One Common Cleaner Just Got Added to the EPA’s Coronavirus-Approved List
There are nearly 500 cleaners and chemicals approved by the U.S. Environmental Protection Agency to disinfect SARS-CoV-2, the virus that causes COVID-19. On Sunday, a representative from the EPA told CNN that Pine-Sol had been added to the list after being tested in a third-party lab. According to a press release from Clorox, Pine-Sol’s parent company, the disinfectant can kill the coronavirus within ten minutes of use on hard, nonporous surfaces.
Read more: How Long Can Germs Live on Surfaces at Home?
To effectively stave off SARS-CoV-2, Clorox recommends customers apply full-strength Pine-Sol with a clean sponge or cloth on a hard, nonporous surface, wait ten minutes, and then rinse. If a surface is heavily soiled, don’t neglect pre-cleaning to take care of any dirt or debris before you disinfect. Per CDC recommendations, to lower your risk of contracting COVID-19, it’s a good idea to disinfect any surface that’s come in contact with a sick person (which is even more important during the coming flu and cold season).
Even if you’re not disinfecting high-touch surfaces to protect your household from getting sick, you can use this versatile cleaner on many surfaces, for many purposes (including, of course, infusing your space with that familiar fresh, forestry scent). According to the product description, Pine-Sol Original can kill germs, clean, and deodorize several nonporous surfaces, including floors, sinks, counters, tile, sinks, and stoves.
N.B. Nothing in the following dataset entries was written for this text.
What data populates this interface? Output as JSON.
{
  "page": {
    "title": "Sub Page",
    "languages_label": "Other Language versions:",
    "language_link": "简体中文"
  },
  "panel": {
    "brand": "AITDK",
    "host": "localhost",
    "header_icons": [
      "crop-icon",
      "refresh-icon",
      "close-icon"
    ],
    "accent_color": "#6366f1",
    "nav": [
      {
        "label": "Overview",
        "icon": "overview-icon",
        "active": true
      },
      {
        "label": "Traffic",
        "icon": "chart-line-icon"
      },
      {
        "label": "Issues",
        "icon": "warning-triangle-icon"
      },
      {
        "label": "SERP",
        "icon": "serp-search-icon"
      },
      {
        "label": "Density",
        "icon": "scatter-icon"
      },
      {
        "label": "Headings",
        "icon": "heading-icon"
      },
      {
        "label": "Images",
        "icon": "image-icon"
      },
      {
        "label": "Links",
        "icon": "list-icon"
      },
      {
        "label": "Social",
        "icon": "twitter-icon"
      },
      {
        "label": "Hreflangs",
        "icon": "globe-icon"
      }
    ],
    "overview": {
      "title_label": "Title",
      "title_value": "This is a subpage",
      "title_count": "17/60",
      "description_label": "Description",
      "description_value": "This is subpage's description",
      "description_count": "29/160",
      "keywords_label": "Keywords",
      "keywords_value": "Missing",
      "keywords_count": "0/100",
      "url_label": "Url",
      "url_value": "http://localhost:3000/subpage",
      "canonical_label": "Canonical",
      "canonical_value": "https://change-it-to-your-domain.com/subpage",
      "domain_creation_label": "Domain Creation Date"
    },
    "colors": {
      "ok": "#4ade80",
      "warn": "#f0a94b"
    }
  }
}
Apparently, it’s also safe to use on finished hardwood, glass, granite, carpet, plastic, linoleum, granite, cement, and ceramic tile!
Generally, Pine-Sol recommends using ¼ cup of Pine-Sol Original per one gallon of water. No rinsing is required except on rubber or asphalt tile. For tougher jobs (including disinfecting SARS-CoV-2), use full strength and rinse immediately.
If your goal is to prevent getting sick, Pine-Sol may be a key player in your routine. But for your own health and the health of others, don’t neglect CDC recommendations like mask-wearing, physical distancing, and routine handwashing.